Take the 2-minute tour ×
Stack Overflow is a question and answer site for professional and enthusiast programmers. It's 100% free, no registration required.

I am using the CountDownLatch to synchronize an initialization process between two threads and i was wondering about the proper handling of the InterruptedException that it might throw.

the code i initially wrote was this:

    private CountDownLatch initWaitHandle = new CountDownLatch(1);
     * This method will block until the thread has fully initialized, this should only be called from different threads  Ensure that the thread has started before this is called.
    public void ensureInitialized()
        assert this.isAlive() : "The thread should be started before calling this method.";
        assert Thread.currentThread() != this, "This should be called from a different thread (potential deadlock)";
                //we wait until the updater thread initializes the cache
                //that way we know 
                break;//if we get here the latch is zero and we are done
            catch (InterruptedException e)
                LOG.warn("Thread interrupted", e);

Does this pattern make sense? Basically is it a good idea to ignore the InterruptedException just keep waiting until it succeeds. I guess i just don't understand the situations under which this would get interrupted so i don't know if i should be handling them differently.

Why would an InterruptedException get thrown here, what is a best practise for handling it?

share|improve this question

2 Answers 2

up vote 9 down vote accepted

This is exactly what you should not do for an InterruptedException. An InterruptedException is basically a polite request for that thread to terminate. The thread should clean up and exit as soon as possible.

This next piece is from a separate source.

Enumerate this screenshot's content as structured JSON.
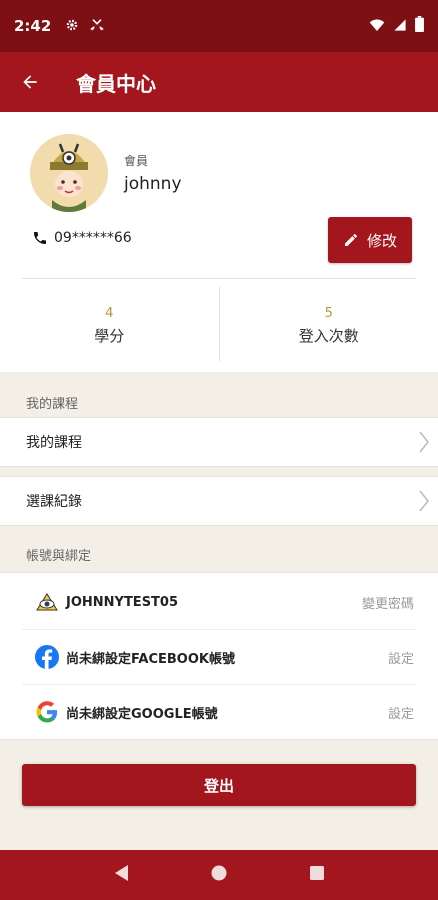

IBM has a good article posted about this: http://www.ibm.com/developerworks/java/library/j-jtp05236.html

Here's what I would do:

// Run while not interrupted.
        // Do whatever here.
    catch(InterruptedException e)
        // This will cause the current thread's interrupt flag to be set.

// Perform cleanup and exit thread.

The advantage to doing it this way is thus: If your thread is interrupted while in a blocking method, the interrupt bit will not be set and an InterruptedException is thrown instead. If your thread is interrupted while not in a blocking method, the interrupted bit will be set, and no exception will be thrown. So by calling interrupt() to set the flag on an exception, both cases are being normalized to the first case, which is then checked by the loop conditional.

As an added bonus, this also lets you stop your thread by simply interrupting it, instead of inventing your own mechanism or interface to set some boolean flag to do the exact same thing.

share|improve this answer
Gah I tried to fix your formatting and it did an edit conflict. I have no option to roll-back. Sorry! –  Mark Peters Jul 2 '10 at 19:18
I rolled it back already. Thanks for the help though! I had noticed it wrong, but decided to fix it at the same time as writing the wall of text afterwards. –  jdmichal Jul 2 '10 at 19:19
Actually no, I'm just really used to Wikipedia where you click rollback on the edit you want to undo, not on the revision you want to rollback to. –  Mark Peters Jul 2 '10 at 19:19
I can add to answer from jdmichal that you should always consider what to do with your threads (essentially, logical tasks of your application) when they are interrupted -- you can try to restart/continue these tasks or rollback them and report a failure to a upper level of application. –  Victor Sorokin Jul 2 '10 at 19:22
Thanks a lot. That article was great. I will definetly be implementing this. I guess I have been handling interrupedexceptions incorrectly for a long time. –  luke Jul 5 '10 at 4:34

If you do not foresee any legitimate reason that the Thread could be interrupted, and can't think of any reasonable reaction to it, I'd say you should do

 catch (InterruptedException e){
      throw new AssertionError("Unexpected Interruption",e);

That way the application will clearly fail if such interruption happens, making it easier to discover during the testing. Then you can think about how the application should handle that, or if they are any problem in the design.

share|improve this answer

Your Answer


By posting your answer, you agree to the privacy policy and terms of service.

Not the answer you're looking for? Browse other questions tagged or ask your own question.